To get around motion blur you will need to use a fast lens, flash, and/or tripod. The extra equipment might not be needed if you decide to use a faster ISO 400 or ISO 800 film.
As a quick note, the ISO selection knob is listed as ASA on the Nikon EL2. The move to using ISO from ASA (American Standards Association) came after the creation of the International Standards Organization (ISO).
Latitude is the range of stops a film can be overexposed while producing satisfactory photographs. Professional film emulsions have a greater latitude to go along with a slightly increased cost.
Negative film has a greater amount of latitude compared to slide film. That is a reason it’s perceived as difficult to use.
The range between the brightest and darkest details of a photograph is referred to as dynamic range. Parts of a picture that are not in this range will appear as totally white overexposed highlights or solid black underexposed shadows.
When working in a variety or quickly changing lighting situations, films with a bigger dynamic range are a better choice.
- Digital cameras 14+ stops
- Negative film up to 13 stops
- Slide film 6-8 stops
Slide film is considered to be hard to shoot because of the limited dynamic range. A great time to try it would be during the golden hour.
35mm film that is sold in canisters is used by the Nikon EL2. In addition, it is the most popular film format and is on occasion described as 135 film.
120 or 220 film, used with medium format cameras, is the only other film format you are probably going to come across}.
Swapping the film stock you are working with will transform the look of your images. This is an example of the terrific things about film.
DX Coded Film
Nearly all commercially available 35mm film offered at this time has DX encoding. This lets cameras to automatically detect and set the ISO of the film canister put in the camera.
ISO (ASA) on the Nikon EL2 is required to be manually selected. Which means that DX-coding doesn’t do anything.
Nikon EL2 Resources
Where to Get Film Developed?
There are just a few possibilities for where to process 35mm film. For a more comprehensive explanation of the choices see my guide on Where to Develop Film.
WARNING: Pharmacies and big box stores have stopped developing film on site. They mail film away to be processed by a 3rd party. Consequently, you will not get your processed negatives back.
- Develop Film at Home
- Use a Local Photography Lab
- Use a Mail Order Photo Lab
- Pharmacy or Big Box Store
The most straightforward solution and the method I would suggest using if you are just getting started using film is to mail your film to a lab to be developed and scanned. If you regularly shoot film, this may be a drawback since it can get very expensive.
There are two activities that can be done to limit the expenses involved in using film, if you are going through a medium to high volume of film.
Bulk Loading Film

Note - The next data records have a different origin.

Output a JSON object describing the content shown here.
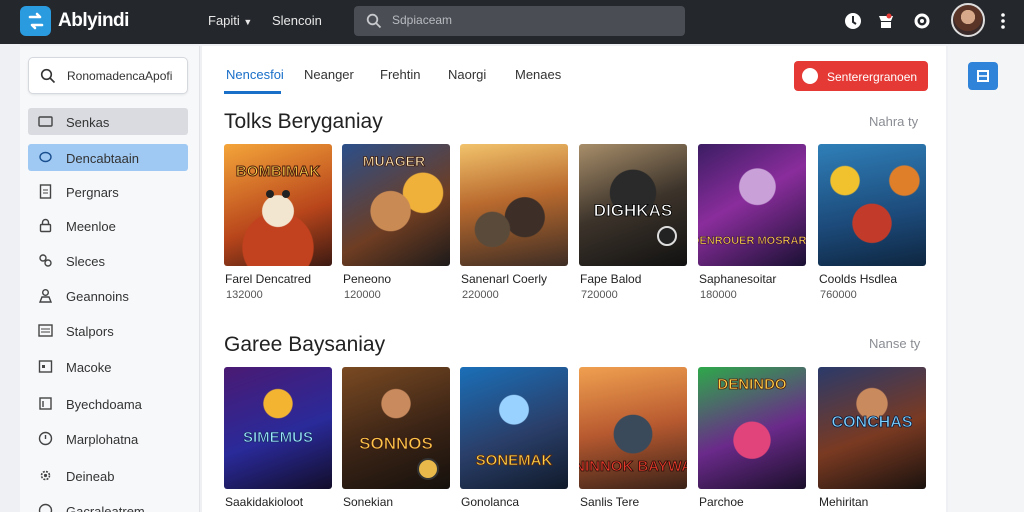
{
  "app": {
    "name": "Ablyindi"
  },
  "topnav": {
    "links": [
      "Fapiti",
      "Slencoin"
    ],
    "search_placeholder": "Sdpiaceam"
  },
  "sidebar": {
    "search_placeholder": "RonomadencaApofi",
    "items": [
      {
        "label": "Senkas",
        "icon": "window-icon"
      },
      {
        "label": "Dencabtaain",
        "icon": "chat-bubble-icon"
      },
      {
        "label": "Pergnars",
        "icon": "document-icon"
      },
      {
        "label": "Meenloe",
        "icon": "lock-icon"
      },
      {
        "label": "Sleces",
        "icon": "link-icon"
      },
      {
        "label": "Geannoins",
        "icon": "person-icon"
      },
      {
        "label": "Stalpors",
        "icon": "list-icon"
      },
      {
        "label": "Macoke",
        "icon": "calendar-icon"
      },
      {
        "label": "Byechdoama",
        "icon": "flag-icon"
      },
      {
        "label": "Marplohatna",
        "icon": "clock-icon"
      },
      {
        "label": "Deineab",
        "icon": "gear-icon"
      },
      {
        "label": "Gacraleatrem",
        "icon": "circle-icon"
      }
    ]
  },
  "tabs": [
    {
      "label": "Nencesfoi"
    },
    {
      "label": "Neanger"
    },
    {
      "label": "Frehtin"
    },
    {
      "label": "Naorgi"
    },
    {
      "label": "Menaes"
    }
  ],
  "action_button": {
    "label": "Senterergranoen"
  },
  "sections": [
    {
      "title": "Tolks Beryganiay",
      "view_all": "Nahra ty",
      "items": [
        {
          "name": "Farel Dencatred",
          "count": "132000"
        },
        {
          "name": "Peneono",
          "count": "120000"
        },
        {
          "name": "Sanenarl Coerly",
          "count": "220000"
        },
        {
          "name": "Fape Balod",
          "count": "720000"
        },
        {
          "name": "Saphanesoitar",
          "count": "180000"
        },
        {
          "name": "Coolds Hsdlea",
          "count": "760000"
        }
      ]
    },
    {
      "title": "Garee Baysaniay",
      "view_all": "Nanse ty",
      "items": [
        {
          "name": "Saakidakioloot",
          "count": ""
        },
        {
          "name": "Sonekian",
          "count": ""
        },
        {
          "name": "Gonolanca",
          "count": ""
        },
        {
          "name": "Sanlis Tere",
          "count": ""
        },
        {
          "name": "Parchoe",
          "count": ""
        },
        {
          "name": "Mehiritan",
          "count": ""
        }
      ]
    }
  ],
  "art_text": [
    "BOMBIMAK",
    "MUAGER",
    "",
    "DIGHKAS",
    "BOENROUER MOSRARES",
    "",
    "SIMEMUS",
    "SONNOS",
    "SONEMAK",
    "NINNOK BAYWA",
    "DENINDO",
    "CONCHAS"
  ]
}
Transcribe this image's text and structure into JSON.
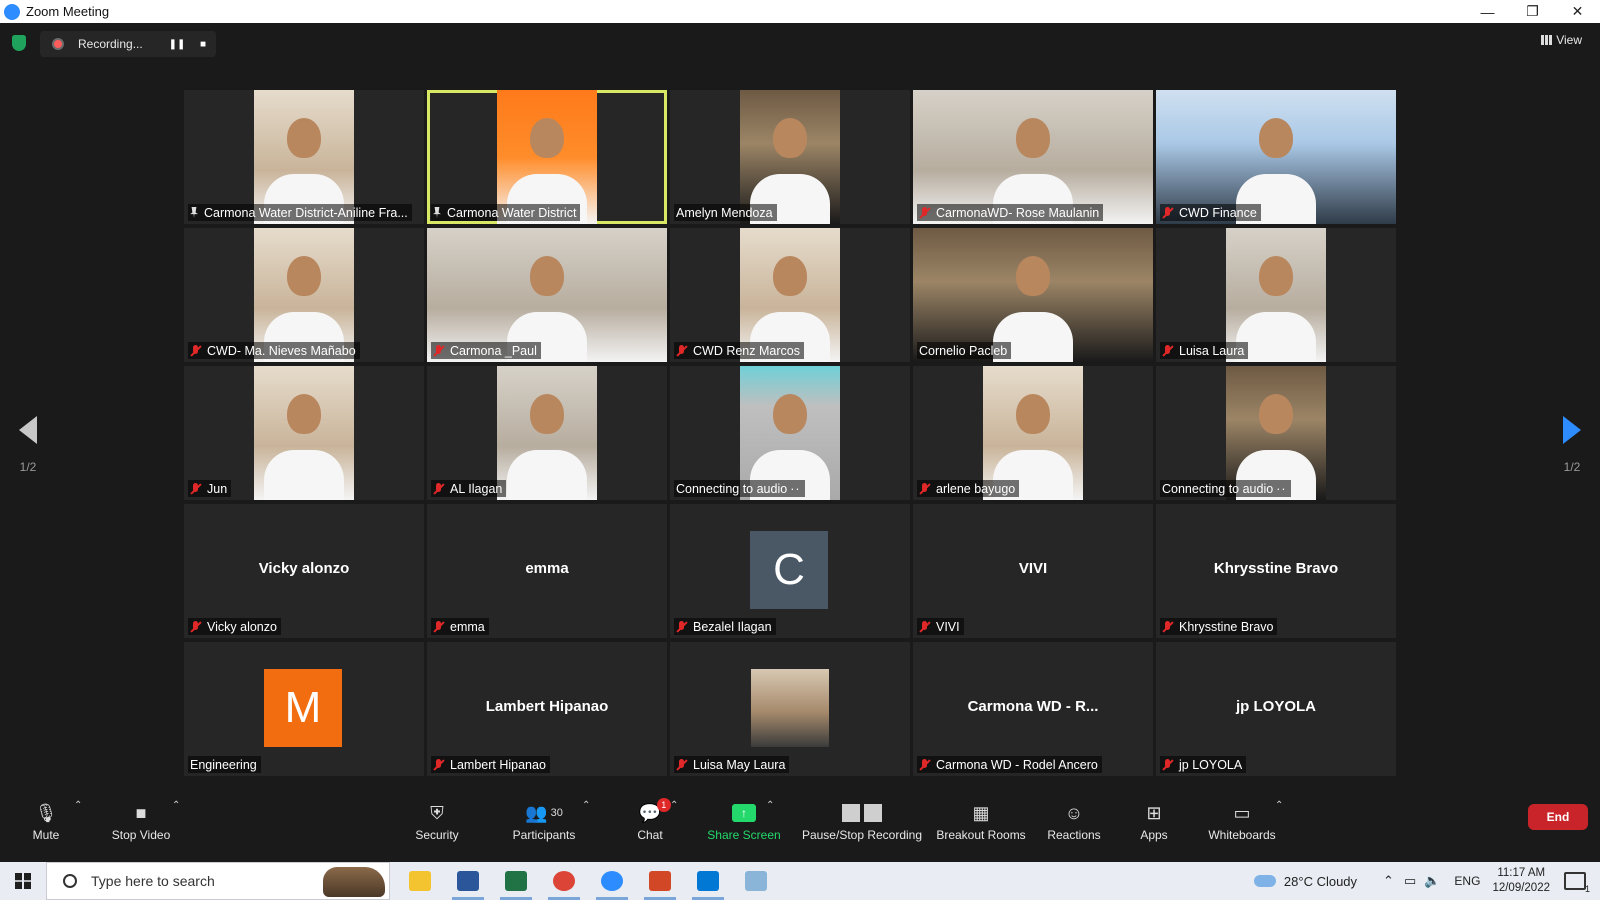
{
  "window": {
    "title": "Zoom Meeting",
    "minimize": "—",
    "restore": "❐",
    "close": "✕"
  },
  "recording": {
    "label": "Recording...",
    "pause": "❚❚",
    "stop": "■"
  },
  "view": {
    "label": "View"
  },
  "pager": {
    "left": "1/2",
    "right": "1/2"
  },
  "tiles": [
    {
      "name": "Carmona Water District-Aniline Fra...",
      "status": "pinned"
    },
    {
      "name": "Carmona Water District",
      "status": "pinned",
      "active": true
    },
    {
      "name": "Amelyn Mendoza",
      "status": "unmuted"
    },
    {
      "name": "CarmonaWD- Rose Maulanin",
      "status": "muted"
    },
    {
      "name": "CWD Finance",
      "status": "muted"
    },
    {
      "name": "CWD- Ma. Nieves Mañabo",
      "status": "muted"
    },
    {
      "name": "Carmona _Paul",
      "status": "muted"
    },
    {
      "name": "CWD Renz Marcos",
      "status": "muted"
    },
    {
      "name": "Cornelio Pacleb",
      "status": "unmuted"
    },
    {
      "name": "Luisa Laura",
      "status": "muted"
    },
    {
      "name": "Jun",
      "status": "muted"
    },
    {
      "name": "AL Ilagan",
      "status": "muted"
    },
    {
      "name": "Connecting to audio",
      "status": "connecting"
    },
    {
      "name": "arlene bayugo",
      "status": "muted"
    },
    {
      "name": "Connecting to audio",
      "status": "connecting"
    },
    {
      "name": "Vicky alonzo",
      "display": "Vicky alonzo",
      "status": "muted"
    },
    {
      "name": "emma",
      "display": "emma",
      "status": "muted"
    },
    {
      "name": "Bezalel Ilagan",
      "letter": "C",
      "letter_color": "#4a5866",
      "status": "muted"
    },
    {
      "name": "VIVI",
      "display": "VIVI",
      "status": "muted"
    },
    {
      "name": "Khrysstine Bravo",
      "display": "Khrysstine Bravo",
      "status": "muted"
    },
    {
      "name": "Engineering",
      "letter": "M",
      "letter_color": "#f26d0f",
      "status": "unmuted"
    },
    {
      "name": "Lambert Hipanao",
      "display": "Lambert Hipanao",
      "status": "muted"
    },
    {
      "name": "Luisa May Laura",
      "status": "muted"
    },
    {
      "name": "Carmona WD - Rodel Ancero",
      "display": "Carmona WD - R...",
      "status": "muted"
    },
    {
      "name": "jp LOYOLA",
      "display": "jp LOYOLA",
      "status": "muted"
    }
  ],
  "connecting_dots": "··",
  "toolbar": {
    "mute": "Mute",
    "stop_video": "Stop Video",
    "security": "Security",
    "participants": "Participants",
    "participants_count": "30",
    "chat": "Chat",
    "chat_badge": "1",
    "share_screen": "Share Screen",
    "pause_stop_recording": "Pause/Stop Recording",
    "breakout_rooms": "Breakout Rooms",
    "reactions": "Reactions",
    "apps": "Apps",
    "whiteboards": "Whiteboards",
    "end": "End",
    "caret": "⌃"
  },
  "taskbar": {
    "search_placeholder": "Type here to search",
    "weather": "28°C  Cloudy",
    "language": "ENG",
    "time": "11:17 AM",
    "date": "12/09/2022",
    "notifications_count": "1",
    "apps": [
      {
        "icon": "file-explorer-icon",
        "color": "#f4c430"
      },
      {
        "icon": "word-icon",
        "color": "#2b579a"
      },
      {
        "icon": "excel-icon",
        "color": "#217346"
      },
      {
        "icon": "chrome-icon",
        "color": "#db4437"
      },
      {
        "icon": "zoom-icon",
        "color": "#2d8cff"
      },
      {
        "icon": "powerpoint-icon",
        "color": "#d24726"
      },
      {
        "icon": "photos-icon",
        "color": "#0078d4"
      },
      {
        "icon": "paint-icon",
        "color": "#8ab4d8"
      }
    ]
  },
  "colors": {
    "accent_green": "#23d96b",
    "active_speaker": "#d8e864",
    "end_red": "#c9242a",
    "muted_red": "#e02828"
  }
}
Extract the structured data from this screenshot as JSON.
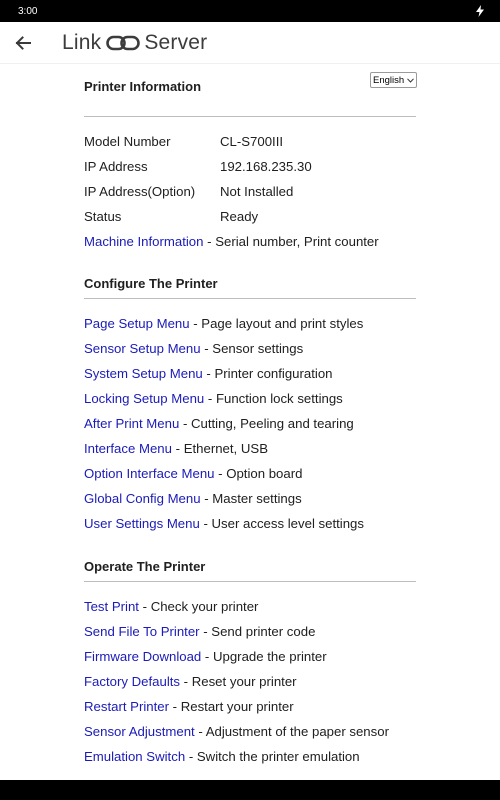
{
  "status_bar": {
    "time": "3:00"
  },
  "app_bar": {
    "title_left": "Link",
    "title_right": "Server"
  },
  "language_select": {
    "value": "English"
  },
  "printer_info": {
    "title": "Printer Information",
    "rows": [
      {
        "key": "Model Number",
        "value": "CL-S700III"
      },
      {
        "key": "IP Address",
        "value": "192.168.235.30"
      },
      {
        "key": "IP Address(Option)",
        "value": "Not Installed"
      },
      {
        "key": "Status",
        "value": "Ready"
      }
    ],
    "machine_link": "Machine Information",
    "machine_desc": " - Serial number, Print counter"
  },
  "configure": {
    "title": "Configure The Printer",
    "items": [
      {
        "link": "Page Setup Menu",
        "desc": " - Page layout and print styles"
      },
      {
        "link": "Sensor Setup Menu",
        "desc": " - Sensor settings"
      },
      {
        "link": "System Setup Menu",
        "desc": " - Printer configuration"
      },
      {
        "link": "Locking Setup Menu",
        "desc": " - Function lock settings"
      },
      {
        "link": "After Print Menu",
        "desc": " - Cutting, Peeling and tearing"
      },
      {
        "link": "Interface Menu",
        "desc": " - Ethernet, USB"
      },
      {
        "link": "Option Interface Menu",
        "desc": " - Option board"
      },
      {
        "link": "Global Config Menu",
        "desc": " - Master settings"
      },
      {
        "link": "User Settings Menu",
        "desc": " - User access level settings"
      }
    ]
  },
  "operate": {
    "title": "Operate The Printer",
    "items": [
      {
        "link": "Test Print",
        "desc": " - Check your printer"
      },
      {
        "link": "Send File To Printer",
        "desc": " - Send printer code"
      },
      {
        "link": "Firmware Download",
        "desc": " - Upgrade the printer"
      },
      {
        "link": "Factory Defaults",
        "desc": " - Reset your printer"
      },
      {
        "link": "Restart Printer",
        "desc": " - Restart your printer"
      },
      {
        "link": "Sensor Adjustment",
        "desc": " - Adjustment of the paper sensor"
      },
      {
        "link": "Emulation Switch",
        "desc": " - Switch the printer emulation"
      }
    ]
  },
  "colors": {
    "link": "#1b1bb8",
    "divider": "#bdbdbd",
    "status_bar": "#000000"
  }
}
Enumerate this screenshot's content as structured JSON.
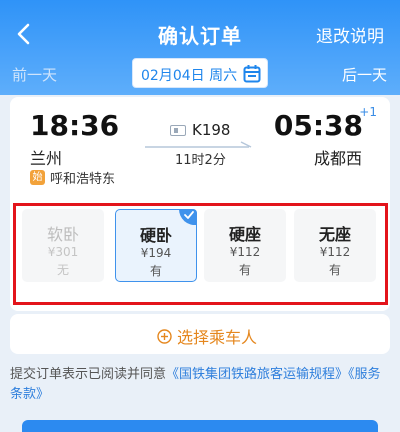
{
  "header": {
    "title": "确认订单",
    "refund_link": "退改说明",
    "prev_day": "前一天",
    "next_day": "后一天",
    "date": "02月04日 周六"
  },
  "trip": {
    "dep_time": "18:36",
    "dep_station": "兰州",
    "origin_badge": "始",
    "origin_text": "呼和浩特东",
    "train_no": "K198",
    "duration": "11时2分",
    "arr_time": "05:38",
    "day_offset": "+1",
    "arr_station": "成都西"
  },
  "seats": [
    {
      "name": "软卧",
      "price": "¥301",
      "avail": "无",
      "state": "disabled"
    },
    {
      "name": "硬卧",
      "price": "¥194",
      "avail": "有",
      "state": "selected"
    },
    {
      "name": "硬座",
      "price": "¥112",
      "avail": "有",
      "state": "normal"
    },
    {
      "name": "无座",
      "price": "¥112",
      "avail": "有",
      "state": "normal"
    }
  ],
  "passenger": {
    "add_label": "选择乘车人"
  },
  "agreement": {
    "prefix": "提交订单表示已阅读并同意",
    "link1": "《国铁集团铁路旅客运输规程》",
    "link2": "《服务条款》"
  },
  "colors": {
    "brand_blue": "#2f93f8",
    "accent_orange": "#e5871e",
    "highlight_red": "#e3141b"
  }
}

Ordering a roll of 100 feet of film and manually loading in into canisters yourself is considered one of the ideal options to save money.
After you are done, you’ll find yourself with typically around 18 canisters of 36 exposures. Depending on the film you are likely to save 20%-30%.
Keep in mind that you’re only going to be able to buy bulk rolls of black and white film. This is due to black & white film is a lot easier and more cost-effective to process at home.
Home Developing and Scanning
It is possible to develop and digitize film at home. It’s a smart option to cut costs so you can shoot more film with your Nikon EL2.
Black & white film is by far the least difficult to process. Temperature and development times are both not as essential to get correct with black and white films as they are for slide or color negative.